Robert: I am still working very closely with a number of scientists at the NASA Goddard Spaceflight Center. Just recently, we published a case study titled “The Bird’s Ear View of Space Physics.” “The bird ear’s view” is a notion that we’ve used to describe what listening to data can provide. For example, when you listen to a data stream that’s been collected via satellite, you can hear minute fluctuations in something like the solar magnetic field. When you convert that to sound, given the rate of sound file playback, 44,100 data samples per second, we can hear the evolution of this data set across multiple days of real-time recording in just several second of listening, which is rather incredible.
In this case study, we worked closely with a single research scientist. First we introduced this scientist to these techniques of listening to data, and then we tracked how these techniques were integrated into his workflow, the types of observations that were made through listening, and how those observations led to additional formal investigations through visual analysis and through statistical analysis. And so this paper is great in that it covers the complete process for someone who is first introduced to this technique and then ultimately uses it to extract new knowledge from data sets.
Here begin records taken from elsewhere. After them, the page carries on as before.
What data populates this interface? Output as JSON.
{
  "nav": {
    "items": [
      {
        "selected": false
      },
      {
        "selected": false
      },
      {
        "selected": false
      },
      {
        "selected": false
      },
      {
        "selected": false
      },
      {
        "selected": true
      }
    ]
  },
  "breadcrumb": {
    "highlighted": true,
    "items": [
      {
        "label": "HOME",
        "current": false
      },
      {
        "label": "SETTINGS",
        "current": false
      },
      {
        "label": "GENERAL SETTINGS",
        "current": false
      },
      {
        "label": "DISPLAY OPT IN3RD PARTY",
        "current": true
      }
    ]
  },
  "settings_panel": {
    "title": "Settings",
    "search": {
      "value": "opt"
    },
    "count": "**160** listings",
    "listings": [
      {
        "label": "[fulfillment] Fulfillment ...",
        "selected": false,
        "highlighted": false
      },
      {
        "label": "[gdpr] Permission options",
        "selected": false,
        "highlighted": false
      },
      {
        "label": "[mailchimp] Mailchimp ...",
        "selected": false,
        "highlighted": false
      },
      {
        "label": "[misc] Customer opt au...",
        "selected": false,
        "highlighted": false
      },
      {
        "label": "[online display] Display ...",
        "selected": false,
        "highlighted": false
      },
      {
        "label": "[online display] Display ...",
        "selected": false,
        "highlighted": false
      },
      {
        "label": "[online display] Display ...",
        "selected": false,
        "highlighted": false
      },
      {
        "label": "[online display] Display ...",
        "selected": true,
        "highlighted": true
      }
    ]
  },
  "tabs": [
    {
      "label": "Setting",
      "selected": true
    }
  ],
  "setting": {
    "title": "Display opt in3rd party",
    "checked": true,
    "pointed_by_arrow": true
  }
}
Also, there are now many terms in the space research sciences, particularly helio-physics, terms such as “chorus,” “hiss,” “tweets,” “lion roars,” terms for physical phenomena, that have roots within auditory observations. For example, “whistlers” which are essentially results of lightning strikes that can be heard in very low frequency on radio waves, can be heard as this descending whistling sound, so the term “whistler” is now the default nomenclature for this phenomenon. It originally came about through just listening to the data, it’s an acoustic description. And then there are “lion roars.” Again, researchers were listening to a data set and they heard kind of a low “Grr” sound, like a low roar of a lion an the Serengeti [laughs], and that term has now stuck. It’s been really fascinating to work with research scientists, to play them some of their data sets and actually see the epiphany moment as their gears turn, and they say, “Aha!, that’s why we call it a ‘lion roar.’” [Laughs]
UMS: This all must be incredibly rewarding for you, to see your work receive this kind of support?
Robert: It’s been unbelievably rewarding to work alongside these research scientists and some of the brightest minds in the world and to be able to help provide a fresh perspective to these data sets, and also to provide them with the knowledge and infrastructure to apply these technique on their own. And that’s ultimately the goal, to enable the scientific community at large to adopt the practice of listening. It has been and continues to be an incredible experience.